Back in the late 1800s when basketball first came to life, teams were called “fives.” Fives with all African-American players were known as “colored fives,” “Negro fives” or “black fives”—hence, the Black Fives Era and the inspiration for the exhibit entitled The Black Fives coming to the New-York Historical Society next month. See below for the exhibition highlights:
“Highlights of The Black Fives include archival images of the earliest African American basketball teams, including the Alpha Physical Culture Club, the nation’s first all-black athletic club (1912); the New York Girls, the first all-black female team (1910); and team photos of the New York Renaissance (also known as the “Harlem Rens”), Smart Set Athletic Club, Harlem Globetrotters, and the Washington Bears.
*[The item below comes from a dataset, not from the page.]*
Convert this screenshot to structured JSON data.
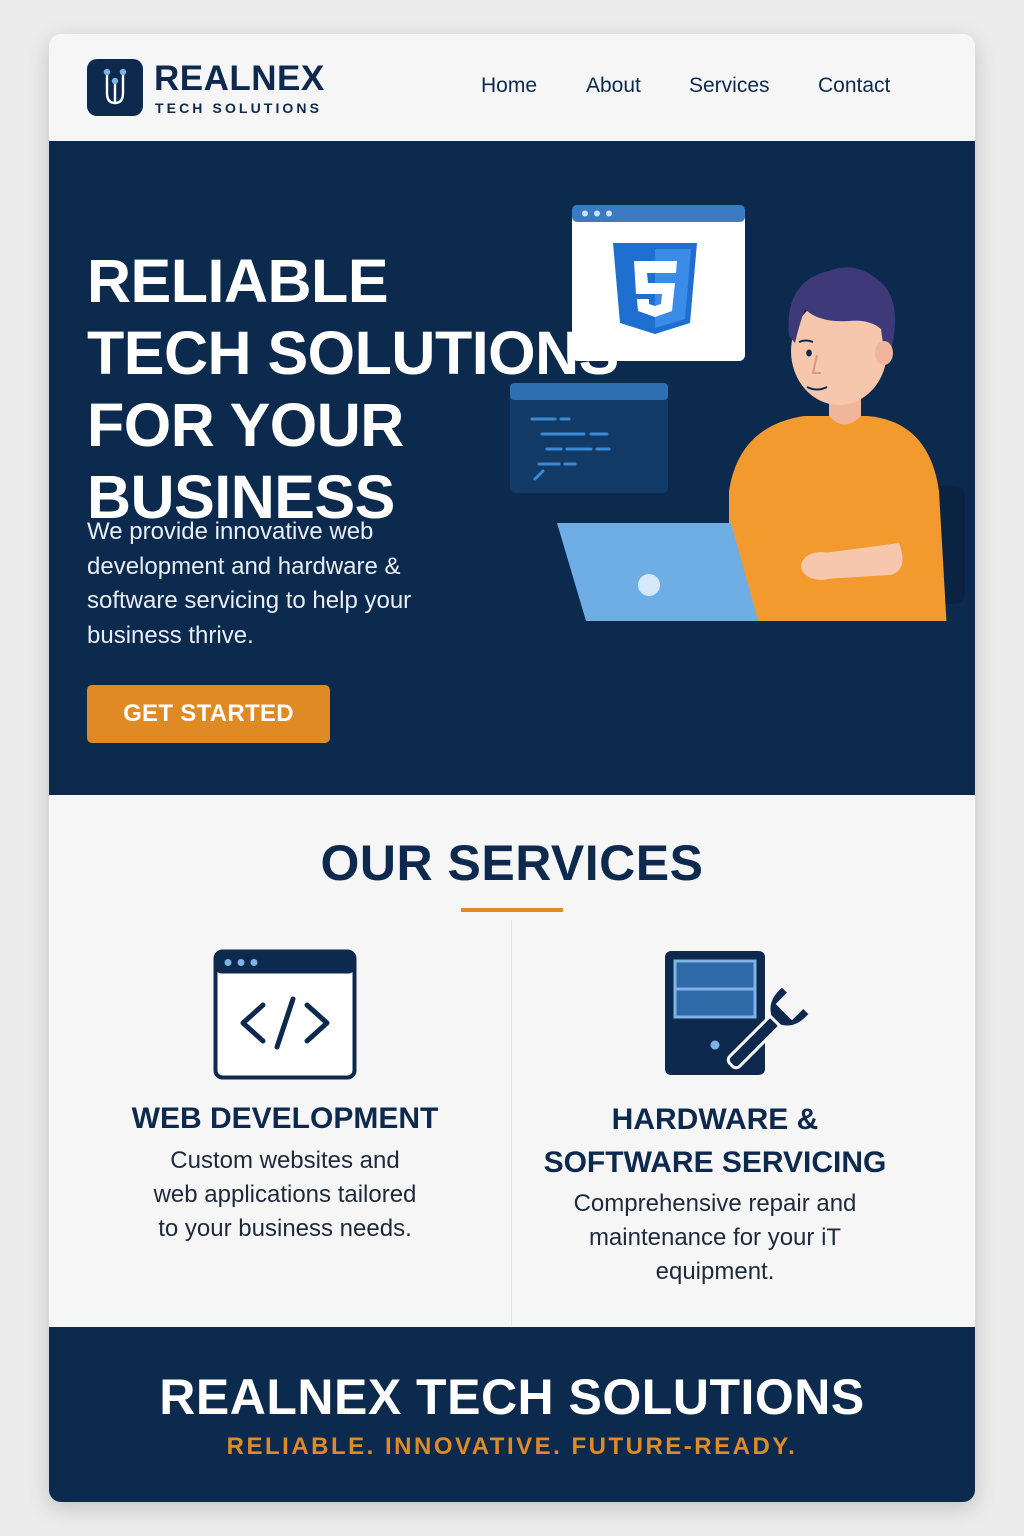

Among the exhibition’s unique pieces are a 1914 gold-leafed basketball medallion promoting the St. Christopher Club of Harlem; a 1937 New York Renaissance vs. Oshkosh All Stars game ticket stub; and a complete collection of event programs for the World’s Championship of Professional Basketball played from 1939-1948 and won by three different African American teams.
The Black Fives will also feature vintage African American basketball ephemera, such as newspaper broadsheets and clippings, scrapbooks, game placards and flyers, such as a 1943 official souvenir program for the “5th Annual World’s Championship Basketball Tournament”; a 1912 “Pittsburgh vs. New York” advertisement for the Annual Christmas Basketball Games and Dance of the Alpha Physical Culture Club; and a 1946 placard promoting “The Game of the Century, Renaissance vs. New Britain Pros.”
An assortment of antique team equipment on view will include leather and canvas basketball shoes typical of those used in the 1910s, buckle-front shorts, leather & wool basketball knee pads, and vintage laced leather basketballs.”